Six months is what I give Emanuel before the media turns sour on him and the honeymoon comes to an end. It might not even last that long. The media coverage may sour even sooner, with the impending doom and gloom over the city’s economic landscape growing more and more ominous.
Emanuel’s administration will be plagued by scandal and stories of corruption, driven by the inherent nature of Chicago machine politics. When someone scratches your back, you scratch theirs. Maybe that’s why many people refer to money as scratch.
Emanuel’s first major challenge is the tax rate. It’s too high. But how does he maintain the city’s services without increasing revenues? What ingenious ideas will he propose that have not yet been proposed? Emanuel will be able to use the tough economy to help himself, though. The best way to hire your friends and campaign contributors, and scratch a few backs, is to begin by laying off workers at City Hall. Fire deputies and employees, and then within a year, fill many of the positions with your cronies. That’s the way it works. Emanuel doesn’t have to stump for campaign cash as hard as his predecessors. No one has raised more money for a mayoral election than Emanuel.
Mayor Daley took over the reins of Chicago government in 1989 but in almost 22 years, outlasting his father’s record in office, what did he really achieve in Chicago? Did he build a new airport? Did he build a new library? Did he build new expressways to ease the increasingly heavy rush hour drives in and out of the city? No, he sold the city’s parking meters for fast cash, resulting in outrageous parking and meter rates. In reality, Chicago is still the same place it was when Daley took office. The only thing Daley really did was to help take the focus off the racial turmoil that plagued his father’s administration and every mayor after until him. Under Boss Daley, white flight transformed whole neighborhoods in Chicago. Under Daley’s successor, Jane M. Byrne, race played a major role in what she thought was going to be a successful rebuff of Boss Daley’s son, Richie Daley.

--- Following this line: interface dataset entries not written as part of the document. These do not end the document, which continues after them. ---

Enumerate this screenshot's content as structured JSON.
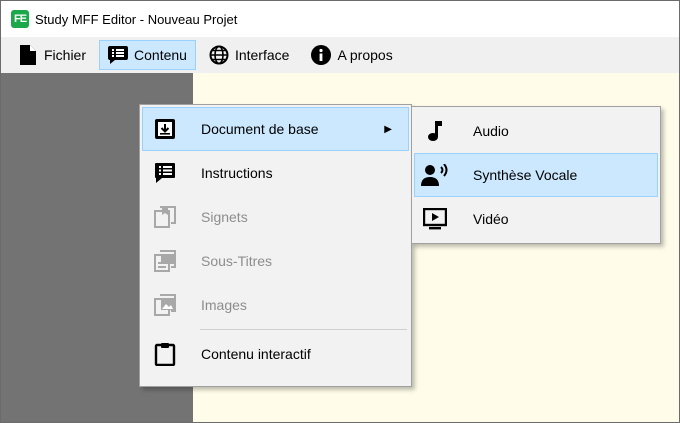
{
  "window": {
    "title": "Study MFF Editor - Nouveau Projet",
    "app_icon_text": "FE",
    "app_icon_color": "#1aa84a"
  },
  "menubar": {
    "items": [
      {
        "label": "Fichier",
        "icon": "file-icon"
      },
      {
        "label": "Contenu",
        "icon": "list-icon"
      },
      {
        "label": "Interface",
        "icon": "globe-icon"
      },
      {
        "label": "A propos",
        "icon": "info-icon"
      }
    ]
  },
  "contenu_menu": {
    "items": [
      {
        "label": "Document de base",
        "icon": "download-box-icon",
        "enabled": true,
        "submenu": true
      },
      {
        "label": "Instructions",
        "icon": "chat-list-icon",
        "enabled": true
      },
      {
        "label": "Signets",
        "icon": "bookmark-icon",
        "enabled": false
      },
      {
        "label": "Sous-Titres",
        "icon": "subtitles-icon",
        "enabled": false
      },
      {
        "label": "Images",
        "icon": "image-icon",
        "enabled": false
      },
      {
        "label": "Contenu interactif",
        "icon": "clipboard-icon",
        "enabled": true
      }
    ]
  },
  "document_submenu": {
    "items": [
      {
        "label": "Audio",
        "icon": "music-note-icon"
      },
      {
        "label": "Synthèse Vocale",
        "icon": "voice-icon"
      },
      {
        "label": "Vidéo",
        "icon": "video-icon"
      }
    ]
  },
  "colors": {
    "highlight": "#cce8ff",
    "left_pane": "#737373",
    "main_pane": "#fffde9",
    "disabled_text": "#8d8d8d"
  }
}
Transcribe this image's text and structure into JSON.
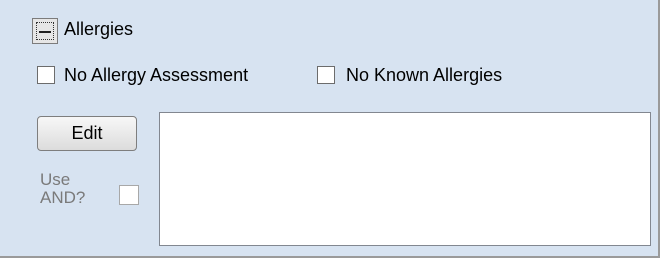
{
  "section": {
    "title": "Allergies",
    "collapse_icon": "minus-box-icon"
  },
  "options": {
    "no_assessment_label": "No Allergy Assessment",
    "no_assessment_checked": false,
    "no_known_label": "No Known Allergies",
    "no_known_checked": false
  },
  "edit": {
    "label": "Edit"
  },
  "use_and": {
    "line1": "Use",
    "line2": "AND?",
    "checked": false,
    "enabled": false
  },
  "allergy_text": {
    "value": ""
  },
  "colors": {
    "panel_background": "#d7e3f1",
    "disabled_text": "#7a7a7a"
  }
}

Mayor Harold Washington’s election only stoked the fires of racial hatred, dividing the city residents and the City Council under the “Vrdolyak 29,” the coalition led by former 10th Ward Alderman Ed “Fast Eddie” Vrdolyak. Washington only enjoyed a brief period of calm after winning re-election in 1987, dying soon after, on Thanksgiving. He was succeeded by Eugene Sawyer, the flashy but kind and soft-spoken south side alderman. Sawyer became the patsy of the white majority and paved the way for the election of Boss Daley’s son.
Each had their honeymoon and each promised great things to come; great expectations about bringing reform to a city that has, in reality, never been ready for reform. It still isn’t.

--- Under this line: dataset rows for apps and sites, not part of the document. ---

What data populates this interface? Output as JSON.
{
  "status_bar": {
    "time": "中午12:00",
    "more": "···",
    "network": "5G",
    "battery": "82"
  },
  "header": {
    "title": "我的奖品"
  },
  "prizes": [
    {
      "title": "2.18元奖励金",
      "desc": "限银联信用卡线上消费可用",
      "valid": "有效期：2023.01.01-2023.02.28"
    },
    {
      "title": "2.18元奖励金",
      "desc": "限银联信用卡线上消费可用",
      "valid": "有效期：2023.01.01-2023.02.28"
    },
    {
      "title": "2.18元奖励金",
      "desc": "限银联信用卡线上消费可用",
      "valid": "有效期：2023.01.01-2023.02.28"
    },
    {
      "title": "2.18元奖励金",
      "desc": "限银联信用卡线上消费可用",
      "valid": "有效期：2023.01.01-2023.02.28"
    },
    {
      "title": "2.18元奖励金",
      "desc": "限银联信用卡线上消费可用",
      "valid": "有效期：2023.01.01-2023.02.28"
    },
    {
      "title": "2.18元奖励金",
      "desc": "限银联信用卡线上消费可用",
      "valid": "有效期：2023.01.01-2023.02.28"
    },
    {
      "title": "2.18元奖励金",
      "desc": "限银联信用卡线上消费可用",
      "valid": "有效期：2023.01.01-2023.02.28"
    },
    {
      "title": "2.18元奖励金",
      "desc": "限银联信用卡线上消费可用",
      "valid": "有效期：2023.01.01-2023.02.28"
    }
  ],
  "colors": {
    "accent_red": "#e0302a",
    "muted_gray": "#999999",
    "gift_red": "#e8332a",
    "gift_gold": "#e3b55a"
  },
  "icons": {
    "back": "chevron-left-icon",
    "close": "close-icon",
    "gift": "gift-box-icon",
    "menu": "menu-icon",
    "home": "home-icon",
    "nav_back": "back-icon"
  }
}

Emanuel will have his hands full of challenges from the schools to transportation to the city’s underfunded pensions and finances. The economically anemic news media may give him a longer pass, but in the end the only thing that counts is what one of my longtime City Hall colleagues Harry Golden Jr. would describe in his gravelly Brooklyn-like accent, saying the public just wants a “good story.”
And a good story is never a good story at all, but a story about corruption, scandal, nepotism, crime, theft and all the things that make for Chicago’s love-hate relationship with politics.